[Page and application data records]
※

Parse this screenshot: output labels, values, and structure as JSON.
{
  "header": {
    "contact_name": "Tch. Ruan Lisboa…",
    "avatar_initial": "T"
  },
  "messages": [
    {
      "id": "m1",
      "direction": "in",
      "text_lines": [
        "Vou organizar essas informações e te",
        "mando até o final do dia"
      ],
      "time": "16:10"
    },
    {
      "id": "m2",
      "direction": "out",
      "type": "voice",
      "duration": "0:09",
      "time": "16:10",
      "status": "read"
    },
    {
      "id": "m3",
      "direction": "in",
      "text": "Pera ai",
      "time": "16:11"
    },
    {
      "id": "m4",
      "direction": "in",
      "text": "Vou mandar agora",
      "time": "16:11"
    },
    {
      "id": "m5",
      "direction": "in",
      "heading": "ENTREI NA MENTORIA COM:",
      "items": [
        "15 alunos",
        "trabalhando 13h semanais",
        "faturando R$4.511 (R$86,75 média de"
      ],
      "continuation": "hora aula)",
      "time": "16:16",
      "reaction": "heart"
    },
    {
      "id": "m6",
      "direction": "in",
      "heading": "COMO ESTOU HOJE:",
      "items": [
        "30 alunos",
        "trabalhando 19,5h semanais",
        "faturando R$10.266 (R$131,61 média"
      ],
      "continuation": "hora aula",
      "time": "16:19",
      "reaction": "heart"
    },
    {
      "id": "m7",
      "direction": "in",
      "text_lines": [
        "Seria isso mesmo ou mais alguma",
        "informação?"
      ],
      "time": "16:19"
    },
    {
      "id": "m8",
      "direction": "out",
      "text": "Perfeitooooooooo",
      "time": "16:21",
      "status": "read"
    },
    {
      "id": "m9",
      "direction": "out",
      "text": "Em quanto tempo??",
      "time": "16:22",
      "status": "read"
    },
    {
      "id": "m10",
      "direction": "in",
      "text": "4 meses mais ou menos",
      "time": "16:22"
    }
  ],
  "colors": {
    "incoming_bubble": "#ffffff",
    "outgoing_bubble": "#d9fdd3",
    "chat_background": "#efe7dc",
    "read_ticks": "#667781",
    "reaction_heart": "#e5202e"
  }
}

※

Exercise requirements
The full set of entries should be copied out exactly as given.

Completed task
Parse this screenshot: output labels, values, and structure as JSON.
{
  "header": {
    "contact_name": "Tch. Ruan Lisboa…",
    "avatar_initial": "T"
  },
  "messages": [
    {
      "id": "m1",
      "direction": "in",
      "text_lines": [
        "Vou organizar essas informações e te",
        "mando até o final do dia"
      ],
      "time": "16:10"
    },
    {
      "id": "m2",
      "direction": "out",
      "type": "voice",
      "duration": "0:09",
      "time": "16:10",
      "status": "read"
    },
    {
      "id": "m3",
      "direction": "in",
      "text": "Pera ai",
      "time": "16:11"
    },
    {
      "id": "m4",
      "direction": "in",
      "text": "Vou mandar agora",
      "time": "16:11"
    },
    {
      "id": "m5",
      "direction": "in",
      "heading": "ENTREI NA MENTORIA COM:",
      "items": [
        "15 alunos",
        "trabalhando 13h semanais",
        "faturando R$4.511 (R$86,75 média de"
      ],
      "continuation": "hora aula)",
      "time": "16:16",
      "reaction": "heart"
    },
    {
      "id": "m6",
      "direction": "in",
      "heading": "COMO ESTOU HOJE:",
      "items": [
        "30 alunos",
        "trabalhando 19,5h semanais",
        "faturando R$10.266 (R$131,61 média"
      ],
      "continuation": "hora aula",
      "time": "16:19",
      "reaction": "heart"
    },
    {
      "id": "m7",
      "direction": "in",
      "text_lines": [
        "Seria isso mesmo ou mais alguma",
        "informação?"
      ],
      "time": "16:19"
    },
    {
      "id": "m8",
      "direction": "out",
      "text": "Perfeitooooooooo",
      "time": "16:21",
      "status": "read"
    },
    {
      "id": "m9",
      "direction": "out",
      "text": "Em quanto tempo??",
      "time": "16:22",
      "status": "read"
    },
    {
      "id": "m10",
      "direction": "in",
      "text": "4 meses mais ou menos",
      "time": "16:22"
    }
  ],
  "colors": {
    "incoming_bubble": "#ffffff",
    "outgoing_bubble": "#d9fdd3",
    "chat_background": "#efe7dc",
    "read_ticks": "#667781",
    "reaction_heart": "#e5202e"
  }
}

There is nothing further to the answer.